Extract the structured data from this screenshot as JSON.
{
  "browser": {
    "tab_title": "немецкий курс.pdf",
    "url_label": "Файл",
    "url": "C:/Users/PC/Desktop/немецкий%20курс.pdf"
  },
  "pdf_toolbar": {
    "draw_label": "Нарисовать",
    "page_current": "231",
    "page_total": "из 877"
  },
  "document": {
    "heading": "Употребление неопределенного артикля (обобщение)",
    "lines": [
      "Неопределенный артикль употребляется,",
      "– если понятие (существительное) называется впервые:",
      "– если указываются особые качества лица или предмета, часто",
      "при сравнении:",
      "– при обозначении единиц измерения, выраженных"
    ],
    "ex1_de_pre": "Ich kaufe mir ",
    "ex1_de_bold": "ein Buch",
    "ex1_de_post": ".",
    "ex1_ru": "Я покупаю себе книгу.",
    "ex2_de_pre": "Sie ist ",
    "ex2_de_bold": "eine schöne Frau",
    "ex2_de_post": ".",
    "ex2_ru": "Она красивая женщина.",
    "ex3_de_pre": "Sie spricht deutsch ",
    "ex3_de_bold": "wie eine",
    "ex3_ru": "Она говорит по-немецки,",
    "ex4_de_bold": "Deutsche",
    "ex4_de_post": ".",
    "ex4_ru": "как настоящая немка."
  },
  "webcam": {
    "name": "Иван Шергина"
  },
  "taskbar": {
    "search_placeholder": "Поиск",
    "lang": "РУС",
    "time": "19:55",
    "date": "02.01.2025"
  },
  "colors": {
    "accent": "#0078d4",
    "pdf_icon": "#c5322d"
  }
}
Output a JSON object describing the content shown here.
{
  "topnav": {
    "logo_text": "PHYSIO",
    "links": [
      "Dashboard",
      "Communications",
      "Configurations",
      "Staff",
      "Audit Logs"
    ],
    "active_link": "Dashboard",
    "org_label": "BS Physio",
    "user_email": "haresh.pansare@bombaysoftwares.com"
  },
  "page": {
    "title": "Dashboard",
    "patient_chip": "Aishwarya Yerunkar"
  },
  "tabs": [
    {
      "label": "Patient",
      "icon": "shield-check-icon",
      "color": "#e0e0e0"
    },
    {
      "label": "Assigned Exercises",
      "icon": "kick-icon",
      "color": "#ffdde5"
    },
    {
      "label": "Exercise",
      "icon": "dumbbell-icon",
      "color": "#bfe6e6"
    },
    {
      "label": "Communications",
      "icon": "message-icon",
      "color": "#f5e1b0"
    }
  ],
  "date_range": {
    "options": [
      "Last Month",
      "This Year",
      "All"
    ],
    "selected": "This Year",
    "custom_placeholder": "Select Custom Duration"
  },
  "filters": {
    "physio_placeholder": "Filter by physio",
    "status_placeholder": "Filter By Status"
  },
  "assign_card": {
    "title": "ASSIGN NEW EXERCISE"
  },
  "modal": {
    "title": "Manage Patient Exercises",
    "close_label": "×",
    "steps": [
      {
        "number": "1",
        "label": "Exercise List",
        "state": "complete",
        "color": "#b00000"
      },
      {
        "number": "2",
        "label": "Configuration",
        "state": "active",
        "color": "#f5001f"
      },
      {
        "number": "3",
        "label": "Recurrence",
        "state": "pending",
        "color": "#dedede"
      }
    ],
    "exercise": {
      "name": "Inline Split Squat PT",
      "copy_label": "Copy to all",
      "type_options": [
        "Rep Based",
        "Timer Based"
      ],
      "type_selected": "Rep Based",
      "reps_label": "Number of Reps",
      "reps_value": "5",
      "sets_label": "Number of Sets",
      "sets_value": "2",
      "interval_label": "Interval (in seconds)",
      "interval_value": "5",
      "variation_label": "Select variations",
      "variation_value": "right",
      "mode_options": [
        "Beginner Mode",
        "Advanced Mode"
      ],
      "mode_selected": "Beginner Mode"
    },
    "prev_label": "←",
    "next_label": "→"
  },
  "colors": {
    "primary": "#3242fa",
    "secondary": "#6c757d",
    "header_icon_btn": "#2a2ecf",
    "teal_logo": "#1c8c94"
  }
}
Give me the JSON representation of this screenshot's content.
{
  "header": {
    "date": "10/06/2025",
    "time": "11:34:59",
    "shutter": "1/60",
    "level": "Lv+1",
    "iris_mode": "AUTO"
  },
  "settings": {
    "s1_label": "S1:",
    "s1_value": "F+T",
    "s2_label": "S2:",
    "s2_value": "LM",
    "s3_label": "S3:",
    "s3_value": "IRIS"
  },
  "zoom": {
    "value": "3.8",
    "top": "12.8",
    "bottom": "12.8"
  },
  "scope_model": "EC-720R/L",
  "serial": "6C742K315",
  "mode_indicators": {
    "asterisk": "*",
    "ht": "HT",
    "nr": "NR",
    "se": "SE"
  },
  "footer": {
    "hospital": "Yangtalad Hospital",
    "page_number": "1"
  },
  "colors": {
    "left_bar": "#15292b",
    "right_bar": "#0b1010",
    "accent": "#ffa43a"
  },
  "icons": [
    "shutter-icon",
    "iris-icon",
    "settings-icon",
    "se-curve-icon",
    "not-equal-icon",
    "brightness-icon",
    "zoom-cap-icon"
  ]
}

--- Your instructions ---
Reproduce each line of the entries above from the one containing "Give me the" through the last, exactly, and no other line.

--- Exercise output ---
Give me the JSON representation of this screenshot's content.
{
  "header": {
    "date": "10/06/2025",
    "time": "11:34:59",
    "shutter": "1/60",
    "level": "Lv+1",
    "iris_mode": "AUTO"
  },
  "settings": {
    "s1_label": "S1:",
    "s1_value": "F+T",
    "s2_label": "S2:",
    "s2_value": "LM",
    "s3_label": "S3:",
    "s3_value": "IRIS"
  },
  "zoom": {
    "value": "3.8",
    "top": "12.8",
    "bottom": "12.8"
  },
  "scope_model": "EC-720R/L",
  "serial": "6C742K315",
  "mode_indicators": {
    "asterisk": "*",
    "ht": "HT",
    "nr": "NR",
    "se": "SE"
  },
  "footer": {
    "hospital": "Yangtalad Hospital",
    "page_number": "1"
  },
  "colors": {
    "left_bar": "#15292b",
    "right_bar": "#0b1010",
    "accent": "#ffa43a"
  },
  "icons": [
    "shutter-icon",
    "iris-icon",
    "settings-icon",
    "se-curve-icon",
    "not-equal-icon",
    "brightness-icon",
    "zoom-cap-icon"
  ]
}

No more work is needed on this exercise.